More than the actual hunger, however, the biggest impact on my daily life was just the sense of anxiety that sets in when you know that you don’t have the money for additional nourishment if you need it. It was at times hard to focus on my job, whether it was from lack of energy or simply from thinking frequently about how hungry I was!
During the week, I spent a fair amount of time thinking about what it must be like to live on food stamps not merely for one week, but for months or years. Of course, living on a food stamp budget for one week is not the same as having that longer-term experience, but at least it got me thinking.
In particular, I spent a lot of time thinking of the many poor families I represented, before I first ran for office, as a Legal Aid attorney in Lowell. These families struggled every day just to provide for their children and put a roof over their heads, and most if not all were just one economic hardship – a lost job, a medical emergency, an unexpected accident – away from falling into deep poverty. Beyond the very real hunger and nourishment issues, not knowing where your next meal will come from – or your next rent check, or money to pay for medicine for your kids – is incredibly traumatic, with lasting damage to families and especially children.
The Food Stamp Challenge comes at a particularly appropriate time, as the Senate prepares this week to take up the budget. Undoubtedly, we’ll spend many hours of that time debating fraud in the EBT card system and finding new rules and restrictions to place on low-income families receiving temporary help from the government – and almost no time at all discussing ways we could do more to help these struggling families.
There’s no place for fraud in any government program, including the food stamps and cash assistance programs, and of course I don’t believe tobacco, lottery tickets, tattoos and so forth are appropriate uses for food stamp or cash assistance. If reasonable reforms are before me, I will vote for them.
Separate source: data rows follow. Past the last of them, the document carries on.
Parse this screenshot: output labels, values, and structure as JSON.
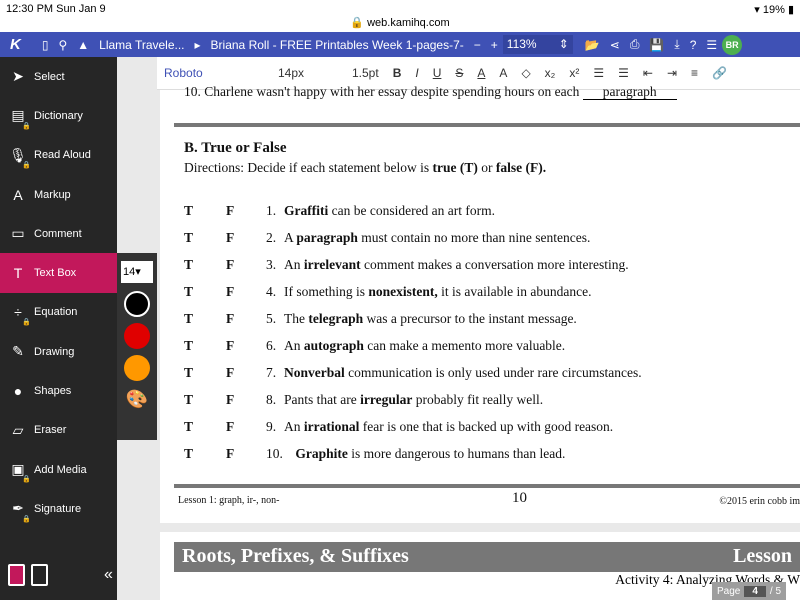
{
  "status": {
    "time": "12:30 PM   Sun Jan 9",
    "battery": "19%",
    "url": "web.kamihq.com"
  },
  "topbar": {
    "logo": "K",
    "breadcrumb1": "Llama Travele...",
    "breadcrumb2": "Briana Roll - FREE Printables Week 1-pages-7-",
    "zoom": "113%",
    "avatar": "BR"
  },
  "format": {
    "font": "Roboto",
    "size": "14px",
    "line": "1.5pt"
  },
  "sidebar": {
    "items": [
      {
        "label": "Select",
        "icon": "cursor-icon"
      },
      {
        "label": "Dictionary",
        "icon": "book-icon"
      },
      {
        "label": "Read Aloud",
        "icon": "microphone-icon"
      },
      {
        "label": "Markup",
        "icon": "highlight-icon"
      },
      {
        "label": "Comment",
        "icon": "comment-icon"
      },
      {
        "label": "Text Box",
        "icon": "text-icon"
      },
      {
        "label": "Equation",
        "icon": "divide-icon"
      },
      {
        "label": "Drawing",
        "icon": "brush-icon"
      },
      {
        "label": "Shapes",
        "icon": "shapes-icon"
      },
      {
        "label": "Eraser",
        "icon": "eraser-icon"
      },
      {
        "label": "Add Media",
        "icon": "image-icon"
      },
      {
        "label": "Signature",
        "icon": "pen-icon"
      }
    ]
  },
  "palette": {
    "size": "14",
    "colors": [
      "#000000",
      "#e00000",
      "#ff9800"
    ]
  },
  "doc": {
    "top_line": "10. Charlene wasn't happy with her essay despite spending hours on each",
    "top_answer": "paragraph",
    "section": "B. True or False",
    "directions_a": "Directions: Decide if each statement below is ",
    "directions_t": "true (T)",
    "directions_or": " or ",
    "directions_f": "false (F).",
    "rows": [
      {
        "n": "1.",
        "pre": "",
        "b": "Graffiti",
        "post": " can be considered an art form."
      },
      {
        "n": "2.",
        "pre": "A ",
        "b": "paragraph",
        "post": " must contain no more than nine sentences."
      },
      {
        "n": "3.",
        "pre": "An ",
        "b": "irrelevant",
        "post": " comment makes a conversation more interesting."
      },
      {
        "n": "4.",
        "pre": "If something is ",
        "b": "nonexistent,",
        "post": " it is available in abundance."
      },
      {
        "n": "5.",
        "pre": "The ",
        "b": "telegraph",
        "post": " was a precursor to the instant message."
      },
      {
        "n": "6.",
        "pre": "An ",
        "b": "autograph",
        "post": " can make a memento more valuable."
      },
      {
        "n": "7.",
        "pre": "",
        "b": "Nonverbal",
        "post": " communication is only used under rare circumstances."
      },
      {
        "n": "8.",
        "pre": "Pants that are ",
        "b": "irregular",
        "post": " probably fit really well."
      },
      {
        "n": "9.",
        "pre": "An ",
        "b": "irrational",
        "post": " fear is one that is backed up with good reason."
      },
      {
        "n": "10.",
        "pre": " ",
        "b": "Graphite",
        "post": " is more dangerous to humans than lead."
      }
    ],
    "t": "T",
    "f": "F",
    "footer_left": "Lesson 1: graph, ir-, non-",
    "footer_page": "10",
    "footer_right": "©2015 erin cobb  im",
    "page2_title": "Roots, Prefixes, & Suffixes",
    "page2_right": "Lesson",
    "page2_sub": "Activity 4: Analyzing Words & W"
  },
  "pager": {
    "label": "Page",
    "current": "4",
    "total": "/ 5"
  }
}
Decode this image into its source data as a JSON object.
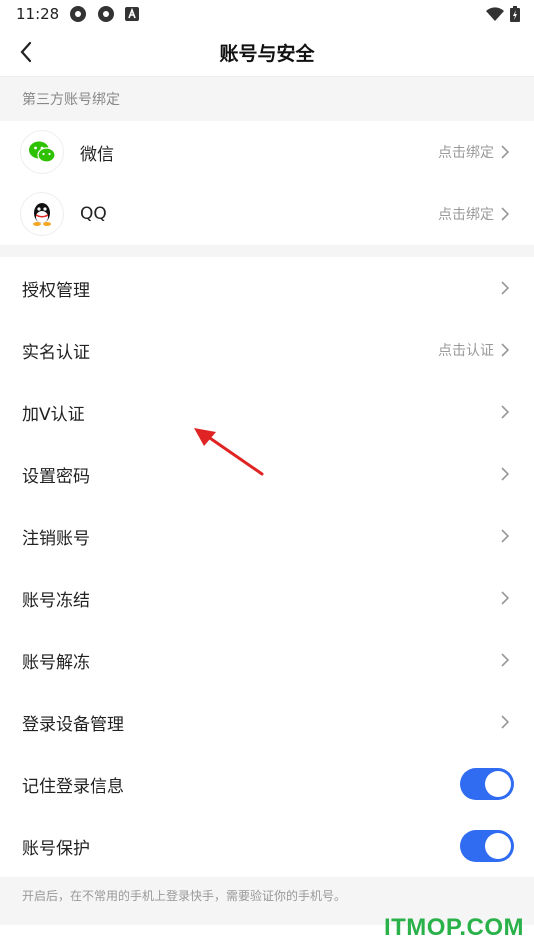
{
  "status": {
    "time": "11:28"
  },
  "header": {
    "title": "账号与安全"
  },
  "third_party": {
    "section_title": "第三方账号绑定",
    "items": [
      {
        "label": "微信",
        "hint": "点击绑定"
      },
      {
        "label": "QQ",
        "hint": "点击绑定"
      }
    ]
  },
  "settings": {
    "items": [
      {
        "label": "授权管理",
        "hint": ""
      },
      {
        "label": "实名认证",
        "hint": "点击认证"
      },
      {
        "label": "加V认证",
        "hint": ""
      },
      {
        "label": "设置密码",
        "hint": ""
      },
      {
        "label": "注销账号",
        "hint": ""
      },
      {
        "label": "账号冻结",
        "hint": ""
      },
      {
        "label": "账号解冻",
        "hint": ""
      },
      {
        "label": "登录设备管理",
        "hint": ""
      }
    ],
    "toggles": [
      {
        "label": "记住登录信息",
        "on": true
      },
      {
        "label": "账号保护",
        "on": true
      }
    ],
    "note": "开启后，在不常用的手机上登录快手，需要验证你的手机号。"
  },
  "watermark": {
    "text": "ITMOP.COM"
  },
  "colors": {
    "accent": "#2f6cf1",
    "arrow": "#e02424",
    "wechat": "#2dc100",
    "watermark": "#2ab14a"
  }
}
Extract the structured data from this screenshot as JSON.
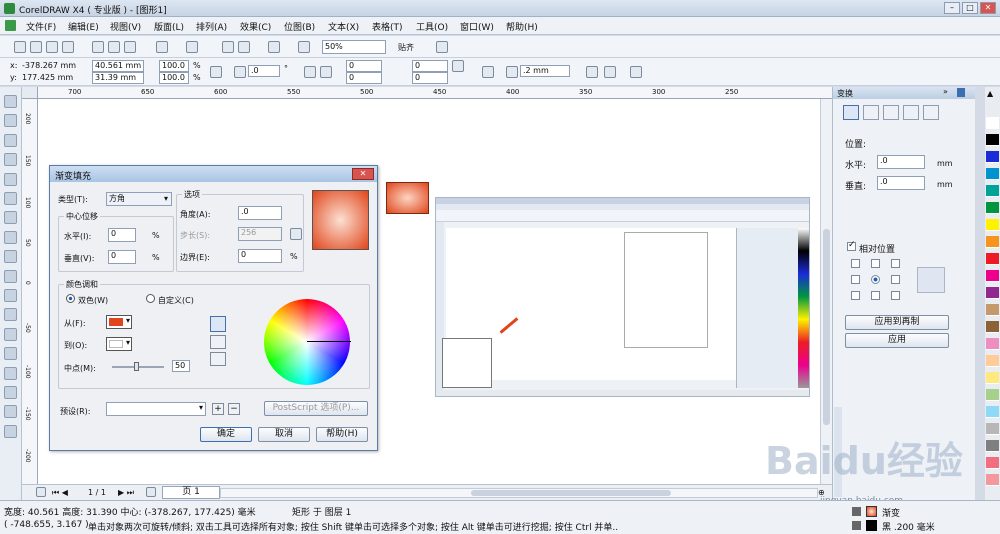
{
  "window": {
    "title": "CorelDRAW X4 ( 专业版 ) - [图形1]"
  },
  "menu": [
    "文件(F)",
    "编辑(E)",
    "视图(V)",
    "版面(L)",
    "排列(A)",
    "效果(C)",
    "位图(B)",
    "文本(X)",
    "表格(T)",
    "工具(O)",
    "窗口(W)",
    "帮助(H)"
  ],
  "toolbar": {
    "zoom": "50%",
    "snap": "贴齐"
  },
  "propbar": {
    "x": "-378.267 mm",
    "y": "177.425 mm",
    "w": "40.561 mm",
    "h": "31.39 mm",
    "sx": "100.0",
    "sy": "100.0",
    "pct": "%",
    "angle": ".0",
    "deg": "°",
    "c1": "0",
    "c2": "0",
    "c3": "0",
    "c4": "0",
    "outline": ".2 mm"
  },
  "ruler": {
    "h": [
      "700",
      "650",
      "600",
      "550",
      "500",
      "450",
      "400",
      "350",
      "300",
      "250"
    ],
    "v": [
      "200",
      "150",
      "100",
      "50",
      "0",
      "-50",
      "-100",
      "-150",
      "-200"
    ]
  },
  "dialog": {
    "title": "渐变填充",
    "type_label": "类型(T):",
    "type_value": "方角",
    "center_label": "中心位移",
    "hx_label": "水平(I):",
    "hx_value": "0",
    "hy_label": "垂直(V):",
    "hy_value": "0",
    "opts_label": "选项",
    "angle_label": "角度(A):",
    "angle_value": ".0",
    "steps_label": "步长(S):",
    "steps_value": "256",
    "edge_label": "边界(E):",
    "edge_value": "0",
    "pct": "%",
    "blend_label": "颜色调和",
    "two_color": "双色(W)",
    "custom": "自定义(C)",
    "from_label": "从(F):",
    "to_label": "到(O):",
    "mid_label": "中点(M):",
    "mid_value": "50",
    "preset_label": "预设(R):",
    "postscript": "PostScript 选项(P)...",
    "ok": "确定",
    "cancel": "取消",
    "help": "帮助(H)",
    "from_color": "#e0451b",
    "to_color": "#ffffff"
  },
  "docker": {
    "title": "变换",
    "position": "位置:",
    "h_label": "水平:",
    "h_value": ".0",
    "v_label": "垂直:",
    "v_value": ".0",
    "unit": "mm",
    "relative": "相对位置",
    "apply_dup": "应用到再制",
    "apply": "应用"
  },
  "pagenav": {
    "pos": "1 / 1",
    "tab": "页 1"
  },
  "status": {
    "line1": "宽度: 40.561 高度: 31.390 中心: (-378.267, 177.425) 毫米",
    "layer": "矩形 于 图层 1",
    "line2_coord": "( -748.655, 3.167 )",
    "line2_hint": "单击对象两次可旋转/倾斜; 双击工具可选择所有对象; 按住 Shift 键单击可选择多个对象; 按住 Alt 键单击可进行挖掘; 按住 Ctrl 并单...",
    "fill": "渐变",
    "outline": "黑 .200 毫米"
  },
  "watermark": {
    "text": "Baidu经验",
    "url": "jingyan.baidu.com"
  },
  "palette": [
    "#ffffff",
    "#000000",
    "#1b2bd8",
    "#0093d0",
    "#00a39a",
    "#00963f",
    "#fff200",
    "#f7941d",
    "#ed1c24",
    "#ec008c",
    "#92278f",
    "#c49a6c",
    "#8c6239",
    "#ee8ec0",
    "#ffcc99",
    "#ffe97f",
    "#a7d08c",
    "#8ed8f8",
    "#b7b7b7",
    "#7f7f7f",
    "#f26d7d",
    "#f5989d"
  ]
}
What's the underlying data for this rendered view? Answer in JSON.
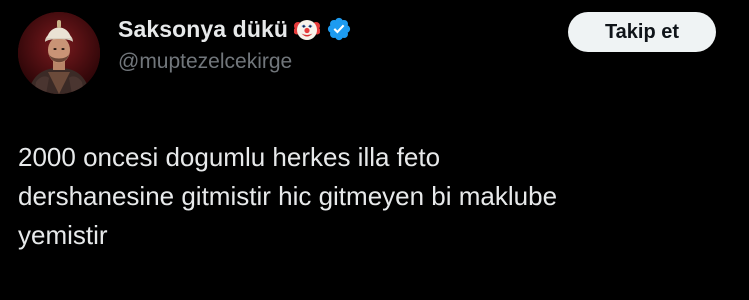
{
  "author": {
    "display_name": "Saksonya dükü",
    "handle": "@muptezelcekirge",
    "name_emoji": "clown-face-icon",
    "verified": true,
    "verified_color": "#1d9bf0"
  },
  "follow_button": {
    "label": "Takip et"
  },
  "tweet": {
    "lines": [
      "2000 oncesi dogumlu herkes illa feto",
      "dershanesine gitmistir hic gitmeyen bi maklube",
      "yemistir"
    ]
  },
  "colors": {
    "background": "#000000",
    "text_primary": "#e7e9ea",
    "text_secondary": "#71767b",
    "button_bg": "#eff3f4",
    "button_text": "#0f1419"
  }
}
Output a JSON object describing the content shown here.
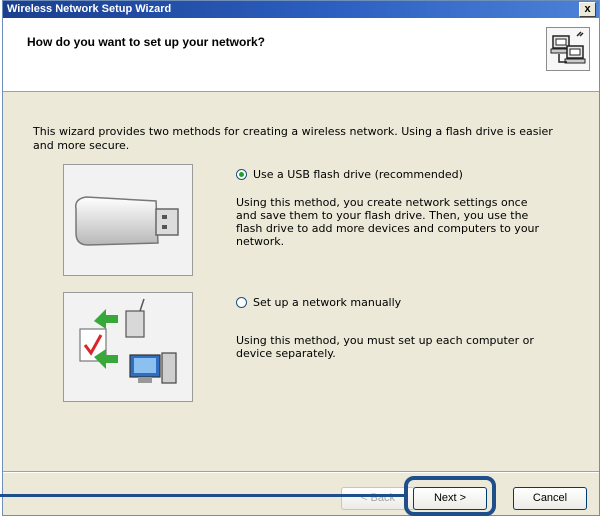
{
  "window": {
    "title": "Wireless Network Setup Wizard",
    "close_label": "x"
  },
  "header": {
    "title": "How do you want to set up your network?",
    "icon": "network-computers-icon"
  },
  "intro": "This wizard provides two methods for creating a wireless network. Using a flash drive is easier and more secure.",
  "options": [
    {
      "label": "Use a USB flash drive (recommended)",
      "selected": true,
      "description": "Using this method, you create network settings once and save them to your flash drive. Then, you use the flash drive to add more devices and computers to your network.",
      "icon": "usb-flash-drive-icon"
    },
    {
      "label": "Set up a network manually",
      "selected": false,
      "description": "Using this method, you must set up each computer or device separately.",
      "icon": "manual-setup-icon"
    }
  ],
  "buttons": {
    "back": "< Back",
    "next": "Next >",
    "cancel": "Cancel"
  },
  "colors": {
    "titlebar": "#2c5fc0",
    "callout": "#1f4f8a",
    "radio_dot": "#21a121"
  }
}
But sometimes I feel that ardent proponents of these restrictions can’t see the forest for the trees. Those receiving government assistance are trying to make ends meet for their families on very little money each week. They aren’t blowing hundreds of dollars on tattoos or fancy jewelry; they’re trying to put a solid meal on the table. Yet the intense focus on the very small percentage of people abusing the system sends the wrong message about our priorities. Why don’t we spend hours during the budget debate talking about how we can really help low-income families break the cycle of poverty? (Here’s one idea I’ve filed as a budget amendment).
At the end of the week, I was deeply grateful to grab dinner after a very long day of meetings in the district, and release that sense of deprivation that I had felt while participating in the Food Stamp Challenge. It was not only a pleasure to have a full stomach, but to let go of that fear that came with the week’s financial limitations. As we head into the budget debate this week, though, I won’t forget those feelings, or the many families whose food stamp challenge doesn’t end after just one week.